- **TASK TO COMPLETE**
A single number is the answer: the count of lines in the listing below that contain "screenshot".

- **DATA UNDER STUDY**
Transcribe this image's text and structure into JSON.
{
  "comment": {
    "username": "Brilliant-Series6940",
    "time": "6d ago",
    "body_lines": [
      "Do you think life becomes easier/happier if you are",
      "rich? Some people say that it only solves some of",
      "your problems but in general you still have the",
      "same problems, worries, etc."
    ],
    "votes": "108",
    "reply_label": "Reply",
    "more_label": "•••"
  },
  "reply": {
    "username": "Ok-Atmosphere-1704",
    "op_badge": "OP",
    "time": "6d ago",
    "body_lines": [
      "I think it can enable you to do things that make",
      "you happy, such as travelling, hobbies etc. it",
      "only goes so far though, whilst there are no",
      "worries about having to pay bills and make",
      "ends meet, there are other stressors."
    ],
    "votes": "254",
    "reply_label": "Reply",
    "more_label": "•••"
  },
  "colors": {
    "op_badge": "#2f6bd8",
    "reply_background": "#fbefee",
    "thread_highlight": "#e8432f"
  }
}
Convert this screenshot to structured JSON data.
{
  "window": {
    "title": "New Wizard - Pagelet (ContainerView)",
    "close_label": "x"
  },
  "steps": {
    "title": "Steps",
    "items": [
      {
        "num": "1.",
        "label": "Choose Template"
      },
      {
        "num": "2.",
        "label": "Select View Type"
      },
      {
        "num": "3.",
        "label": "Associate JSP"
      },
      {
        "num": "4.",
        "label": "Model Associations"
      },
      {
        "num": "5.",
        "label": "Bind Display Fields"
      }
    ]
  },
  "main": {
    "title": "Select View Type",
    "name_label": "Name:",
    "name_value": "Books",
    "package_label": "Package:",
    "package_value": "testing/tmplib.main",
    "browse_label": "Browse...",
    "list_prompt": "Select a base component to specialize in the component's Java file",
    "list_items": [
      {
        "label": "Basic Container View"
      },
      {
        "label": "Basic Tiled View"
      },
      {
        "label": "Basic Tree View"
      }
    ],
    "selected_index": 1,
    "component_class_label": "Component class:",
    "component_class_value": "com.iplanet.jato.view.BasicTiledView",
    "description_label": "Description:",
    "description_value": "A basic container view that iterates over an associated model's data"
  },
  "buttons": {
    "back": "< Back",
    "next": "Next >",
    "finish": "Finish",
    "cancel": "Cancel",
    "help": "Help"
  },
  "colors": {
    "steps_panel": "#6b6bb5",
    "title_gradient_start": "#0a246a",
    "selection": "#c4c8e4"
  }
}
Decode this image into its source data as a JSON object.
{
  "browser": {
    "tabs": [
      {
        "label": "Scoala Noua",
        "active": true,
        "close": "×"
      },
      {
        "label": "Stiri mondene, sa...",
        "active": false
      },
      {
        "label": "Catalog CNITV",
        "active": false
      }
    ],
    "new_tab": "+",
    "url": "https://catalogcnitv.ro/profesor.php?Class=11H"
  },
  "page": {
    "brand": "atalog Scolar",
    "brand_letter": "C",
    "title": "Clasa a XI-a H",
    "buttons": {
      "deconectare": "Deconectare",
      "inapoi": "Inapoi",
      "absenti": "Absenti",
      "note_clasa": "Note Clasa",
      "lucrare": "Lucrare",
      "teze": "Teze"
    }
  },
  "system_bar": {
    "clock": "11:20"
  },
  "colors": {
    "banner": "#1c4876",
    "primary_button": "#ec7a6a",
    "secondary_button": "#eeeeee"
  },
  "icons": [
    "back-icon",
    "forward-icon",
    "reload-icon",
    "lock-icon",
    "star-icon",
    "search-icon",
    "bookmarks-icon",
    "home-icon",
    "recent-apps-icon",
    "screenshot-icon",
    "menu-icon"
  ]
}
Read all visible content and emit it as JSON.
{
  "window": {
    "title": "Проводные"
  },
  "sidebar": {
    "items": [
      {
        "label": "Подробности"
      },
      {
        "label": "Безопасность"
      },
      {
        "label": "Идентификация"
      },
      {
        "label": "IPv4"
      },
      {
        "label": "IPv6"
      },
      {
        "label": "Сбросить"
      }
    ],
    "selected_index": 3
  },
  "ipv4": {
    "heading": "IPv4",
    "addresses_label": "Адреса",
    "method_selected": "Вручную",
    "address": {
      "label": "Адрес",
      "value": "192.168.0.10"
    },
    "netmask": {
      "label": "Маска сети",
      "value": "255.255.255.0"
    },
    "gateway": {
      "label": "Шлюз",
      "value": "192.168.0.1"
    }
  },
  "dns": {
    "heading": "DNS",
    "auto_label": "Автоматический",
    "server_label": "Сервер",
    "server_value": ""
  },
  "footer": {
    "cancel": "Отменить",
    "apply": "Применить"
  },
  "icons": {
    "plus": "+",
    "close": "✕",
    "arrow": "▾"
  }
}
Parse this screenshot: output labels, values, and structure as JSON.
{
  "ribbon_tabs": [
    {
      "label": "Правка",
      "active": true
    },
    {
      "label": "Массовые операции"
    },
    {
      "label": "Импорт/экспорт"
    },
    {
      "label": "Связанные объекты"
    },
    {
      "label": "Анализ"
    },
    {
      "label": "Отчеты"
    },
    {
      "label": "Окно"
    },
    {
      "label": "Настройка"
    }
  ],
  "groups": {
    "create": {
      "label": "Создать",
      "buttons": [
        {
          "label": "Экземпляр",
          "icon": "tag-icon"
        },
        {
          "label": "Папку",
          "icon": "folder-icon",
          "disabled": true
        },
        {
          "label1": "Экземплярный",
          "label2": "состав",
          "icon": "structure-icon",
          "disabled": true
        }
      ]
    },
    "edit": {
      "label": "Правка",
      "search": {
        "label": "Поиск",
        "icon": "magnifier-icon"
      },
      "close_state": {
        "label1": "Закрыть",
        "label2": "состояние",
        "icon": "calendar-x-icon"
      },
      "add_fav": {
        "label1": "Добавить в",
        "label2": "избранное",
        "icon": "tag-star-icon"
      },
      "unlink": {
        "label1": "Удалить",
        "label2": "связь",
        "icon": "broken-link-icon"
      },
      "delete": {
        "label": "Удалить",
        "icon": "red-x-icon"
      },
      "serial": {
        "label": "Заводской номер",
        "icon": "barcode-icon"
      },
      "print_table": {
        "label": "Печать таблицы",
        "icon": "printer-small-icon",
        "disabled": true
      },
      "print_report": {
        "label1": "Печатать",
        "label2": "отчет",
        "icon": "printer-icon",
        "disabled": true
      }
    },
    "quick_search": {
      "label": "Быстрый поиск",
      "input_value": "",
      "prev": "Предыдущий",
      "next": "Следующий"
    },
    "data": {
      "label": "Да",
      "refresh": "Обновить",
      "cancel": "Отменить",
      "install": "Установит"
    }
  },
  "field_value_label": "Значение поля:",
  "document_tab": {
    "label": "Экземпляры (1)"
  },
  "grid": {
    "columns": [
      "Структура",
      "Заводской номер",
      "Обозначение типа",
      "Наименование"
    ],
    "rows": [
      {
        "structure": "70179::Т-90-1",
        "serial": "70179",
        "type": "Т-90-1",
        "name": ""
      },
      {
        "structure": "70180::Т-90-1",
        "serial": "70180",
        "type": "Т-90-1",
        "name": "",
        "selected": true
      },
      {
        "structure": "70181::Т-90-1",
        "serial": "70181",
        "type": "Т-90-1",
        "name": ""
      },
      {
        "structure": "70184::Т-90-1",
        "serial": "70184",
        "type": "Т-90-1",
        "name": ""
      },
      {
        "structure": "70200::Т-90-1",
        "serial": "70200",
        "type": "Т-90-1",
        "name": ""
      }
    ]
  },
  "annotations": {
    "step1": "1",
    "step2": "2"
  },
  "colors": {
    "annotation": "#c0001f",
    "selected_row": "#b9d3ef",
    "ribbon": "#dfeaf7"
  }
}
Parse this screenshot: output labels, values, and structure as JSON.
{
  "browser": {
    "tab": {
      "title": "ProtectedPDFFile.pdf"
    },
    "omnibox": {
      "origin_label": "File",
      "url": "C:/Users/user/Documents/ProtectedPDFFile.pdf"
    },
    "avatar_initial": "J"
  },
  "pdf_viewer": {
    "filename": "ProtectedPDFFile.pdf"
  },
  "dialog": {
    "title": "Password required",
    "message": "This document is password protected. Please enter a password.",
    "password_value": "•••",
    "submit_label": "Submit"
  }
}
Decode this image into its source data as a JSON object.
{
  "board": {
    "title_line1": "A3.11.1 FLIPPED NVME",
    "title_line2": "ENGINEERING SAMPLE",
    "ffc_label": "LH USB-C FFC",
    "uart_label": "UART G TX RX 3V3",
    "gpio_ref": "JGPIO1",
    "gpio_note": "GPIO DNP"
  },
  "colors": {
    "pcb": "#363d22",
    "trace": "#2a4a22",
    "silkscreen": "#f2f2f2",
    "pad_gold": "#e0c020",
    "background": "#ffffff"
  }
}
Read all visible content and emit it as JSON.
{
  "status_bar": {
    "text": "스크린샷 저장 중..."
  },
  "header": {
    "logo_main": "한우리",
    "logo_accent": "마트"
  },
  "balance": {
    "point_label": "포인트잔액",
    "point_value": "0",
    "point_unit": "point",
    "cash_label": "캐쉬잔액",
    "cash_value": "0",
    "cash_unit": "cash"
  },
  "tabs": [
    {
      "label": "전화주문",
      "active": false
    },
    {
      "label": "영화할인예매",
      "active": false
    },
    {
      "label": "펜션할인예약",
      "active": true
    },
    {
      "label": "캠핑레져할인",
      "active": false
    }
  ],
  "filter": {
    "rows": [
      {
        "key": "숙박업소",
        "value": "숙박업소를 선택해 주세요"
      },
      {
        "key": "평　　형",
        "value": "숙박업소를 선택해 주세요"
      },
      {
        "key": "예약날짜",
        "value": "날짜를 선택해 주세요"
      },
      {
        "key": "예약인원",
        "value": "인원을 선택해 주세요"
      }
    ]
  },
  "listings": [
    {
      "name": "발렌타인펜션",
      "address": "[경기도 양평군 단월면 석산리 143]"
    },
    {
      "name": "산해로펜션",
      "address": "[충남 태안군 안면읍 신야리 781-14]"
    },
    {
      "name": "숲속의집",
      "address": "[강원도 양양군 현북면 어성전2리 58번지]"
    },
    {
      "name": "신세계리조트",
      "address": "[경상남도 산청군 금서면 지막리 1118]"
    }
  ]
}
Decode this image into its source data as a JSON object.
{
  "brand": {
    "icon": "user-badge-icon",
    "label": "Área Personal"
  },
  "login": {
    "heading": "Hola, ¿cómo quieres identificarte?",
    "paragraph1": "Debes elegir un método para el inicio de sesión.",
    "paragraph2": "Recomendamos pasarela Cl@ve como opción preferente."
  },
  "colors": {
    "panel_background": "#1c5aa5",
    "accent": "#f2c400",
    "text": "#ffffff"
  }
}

- **FINISHED EXERCISE**
4